He is a quietly spoken man and his humble nature belies his greatness.
As Brian Scovell watched his team referred to as the England forties club from the pavilion at the ET Willet Park, you would not have guessed that he is a famous sports writer.
In an interview with the much less reputed local sports writer, Curtis Morton, Scovell spoke with pride about his forty years as a cricket writer for the Daily Mail Newspaper.
He noted that currently there are too much competition in sports writing for established newspapers and advised budding sports writers to utilize the social media via the internet services available to develop their skills.
He noted that sports journalism certainly will not make anyone a millionaire but indicated that his years in the field he loves, have been joyous ones.
‘I have travelled to 19 countries and I have interviewed all of the major captains and players in the world for over 45 years,’ he said.

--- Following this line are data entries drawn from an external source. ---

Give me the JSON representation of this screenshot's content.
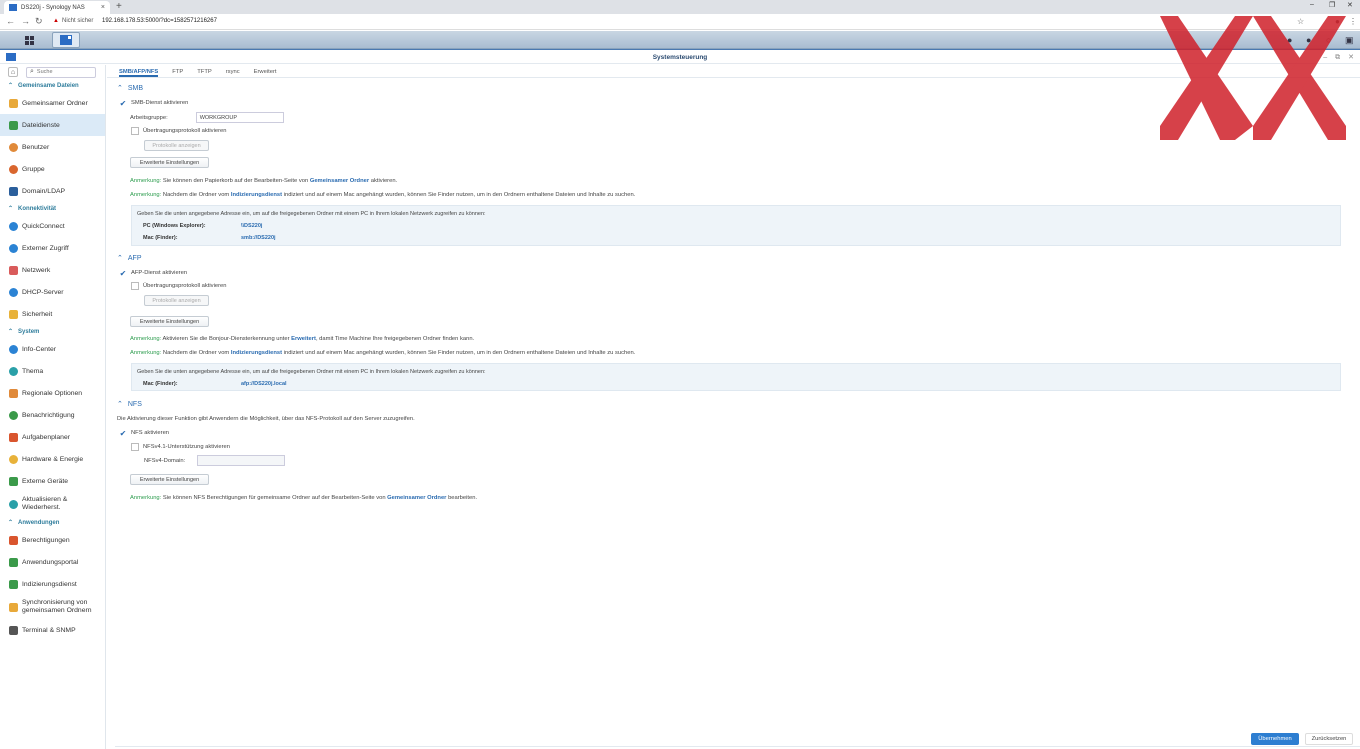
{
  "browser": {
    "tab_title": "DS220j - Synology NAS",
    "tab_close": "×",
    "new_tab": "+",
    "security_label": "Nicht sicher",
    "url": "192.168.178.53:5000/?dc=1582571216267",
    "controls": {
      "min": "–",
      "max": "❐",
      "close": "✕"
    }
  },
  "window": {
    "title": "Systemsteuerung",
    "controls": [
      "–",
      "⧉",
      "✕"
    ]
  },
  "sidebar": {
    "search_placeholder": "Suche",
    "sections": [
      {
        "label": "Gemeinsame Dateien"
      },
      {
        "label": "Konnektivität"
      },
      {
        "label": "System"
      },
      {
        "label": "Anwendungen"
      }
    ],
    "items": [
      {
        "label": "Gemeinsamer Ordner",
        "color": "#e8a93a"
      },
      {
        "label": "Dateidienste",
        "color": "#3b9a4a"
      },
      {
        "label": "Benutzer",
        "color": "#e08a3a"
      },
      {
        "label": "Gruppe",
        "color": "#d9662e"
      },
      {
        "label": "Domain/LDAP",
        "color": "#2b5f9c"
      },
      {
        "label": "QuickConnect",
        "color": "#2b83d4"
      },
      {
        "label": "Externer Zugriff",
        "color": "#2b83d4"
      },
      {
        "label": "Netzwerk",
        "color": "#d95b5b"
      },
      {
        "label": "DHCP-Server",
        "color": "#2b83d4"
      },
      {
        "label": "Sicherheit",
        "color": "#e8b23a"
      },
      {
        "label": "Info-Center",
        "color": "#2b83d4"
      },
      {
        "label": "Thema",
        "color": "#2aa0a8"
      },
      {
        "label": "Regionale Optionen",
        "color": "#e08a3a"
      },
      {
        "label": "Benachrichtigung",
        "color": "#3b9a4a"
      },
      {
        "label": "Aufgabenplaner",
        "color": "#d9552e"
      },
      {
        "label": "Hardware & Energie",
        "color": "#e8b23a"
      },
      {
        "label": "Externe Geräte",
        "color": "#3b9a4a"
      },
      {
        "label": "Aktualisieren & Wiederherst.",
        "color": "#2aa0a8"
      },
      {
        "label": "Berechtigungen",
        "color": "#d9552e"
      },
      {
        "label": "Anwendungsportal",
        "color": "#3b9a4a"
      },
      {
        "label": "Indizierungsdienst",
        "color": "#3b9a4a"
      },
      {
        "label": "Synchronisierung von gemeinsamen Ordnern",
        "color": "#e8a93a"
      },
      {
        "label": "Terminal & SNMP",
        "color": "#555555"
      }
    ]
  },
  "tabs": [
    "SMB/AFP/NFS",
    "FTP",
    "TFTP",
    "rsync",
    "Erweitert"
  ],
  "smb": {
    "heading": "SMB",
    "enable": "SMB-Dienst aktivieren",
    "workgroup_label": "Arbeitsgruppe:",
    "workgroup_value": "WORKGROUP",
    "log_enable": "Übertragungsprotokoll aktivieren",
    "show_logs": "Protokolle anzeigen",
    "advanced": "Erweiterte Einstellungen",
    "note_label": "Anmerkung:",
    "note1_a": " Sie können den Papierkorb auf der Bearbeiten-Seite von ",
    "note1_link": "Gemeinsamer Ordner",
    "note1_b": " aktivieren.",
    "note2_a": " Nachdem die Ordner vom ",
    "note2_link": "Indizierungsdienst",
    "note2_b": " indiziert und auf einem Mac angehängt wurden, können Sie Finder nutzen, um in den Ordnern enthaltene Dateien und Inhalte zu suchen.",
    "info_text": "Geben Sie die unten angegebene Adresse ein, um auf die freigegebenen Ordner mit einem PC in Ihrem lokalen Netzwerk zugreifen zu können:",
    "pc_label": "PC (Windows Explorer):",
    "pc_value": "\\\\DS220j",
    "mac_label": "Mac (Finder):",
    "mac_value": "smb://DS220j"
  },
  "afp": {
    "heading": "AFP",
    "enable": "AFP-Dienst aktivieren",
    "log_enable": "Übertragungsprotokoll aktivieren",
    "show_logs": "Protokolle anzeigen",
    "advanced": "Erweiterte Einstellungen",
    "note_label": "Anmerkung:",
    "note1_a": " Aktivieren Sie die Bonjour-Diensterkennung unter ",
    "note1_link": "Erweitert",
    "note1_b": ", damit Time Machine Ihre freigegebenen Ordner finden kann.",
    "note2_a": " Nachdem die Ordner vom ",
    "note2_link": "Indizierungsdienst",
    "note2_b": " indiziert und auf einem Mac angehängt wurden, können Sie Finder nutzen, um in den Ordnern enthaltene Dateien und Inhalte zu suchen.",
    "info_text": "Geben Sie die unten angegebene Adresse ein, um auf die freigegebenen Ordner mit einem PC in Ihrem lokalen Netzwerk zugreifen zu können:",
    "mac_label": "Mac (Finder):",
    "mac_value": "afp://DS220j.local"
  },
  "nfs": {
    "heading": "NFS",
    "description": "Die Aktivierung dieser Funktion gibt Anwendern die Möglichkeit, über das NFS-Protokoll auf den Server zuzugreifen.",
    "enable": "NFS aktivieren",
    "v41_enable": "NFSv4.1-Unterstützung aktivieren",
    "domain_label": "NFSv4-Domain:",
    "domain_value": "",
    "advanced": "Erweiterte Einstellungen",
    "note_label": "Anmerkung:",
    "note_a": " Sie können NFS Berechtigungen für gemeinsame Ordner auf der Bearbeiten-Seite von ",
    "note_link": "Gemeinsamer Ordner",
    "note_b": " bearbeiten."
  },
  "footer": {
    "apply": "Übernehmen",
    "reset": "Zurücksetzen"
  },
  "accent": "#2a6bb0",
  "overlay_color": "#d0202a"
}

In citing one unsavoury incident during his career, he stated that there were many but referred to his coverage of a football game when a certain Veli Jones unleashed a brutal deliberate tackle on another player which cut short the career of Gary Stevens.
His top moment out of the many which he has experienced was an innings by Ted Dexter facing up to the wrath of the speedy Wes Hall and Charlie Griffith.
One of his biggest moments however, was the opportunity to write the biography of the great Brain Lara.
He noted that when he was recommended to Lara, the great West Indian batsman told him that he was too old but after he leant of his vast experience which included the biographies of Sir Garfield Sobers, Sir Bobby Robson and Jim Laker, Lara finally agreed.
Scovell noted that his greatest task was to get interview times with the great batsman. ‘He was very disorganized and I had to be chasing him around and there were many times I called one of the many phones belonging to the world record holder, only to receive no response,’ he noted.
He referred to an incident with Brian Lara one day when he thought that he had finally tracked him down, only to find that Lara had shown up in dress clothes for a photo shoot.
As they discussed the issue of him getting into his cricket attire, Scovell left briefly and when he returned Lara had zoomed away in his vehicle and later provided a medical certificate indicating that he was ill from all persons, a Gynecologist!
Scovell was so desperate for the story that soon after that when he saw Keith Pyper, a young black wicket keeper, who was about the same height as Lara and he asked him to pose in a helmet playing a Lara like shot. Initially Pyper refused but when he was offered 20 pounds, he agreed.
Scovell sent through his story on Lara using the picture of Pyper, but he was later chastised by the Editor who picked up the error.
He has since written another book on Brian Lara which has attracted more attention than the first. It is entitled; ‘Cricket’s troubled genius’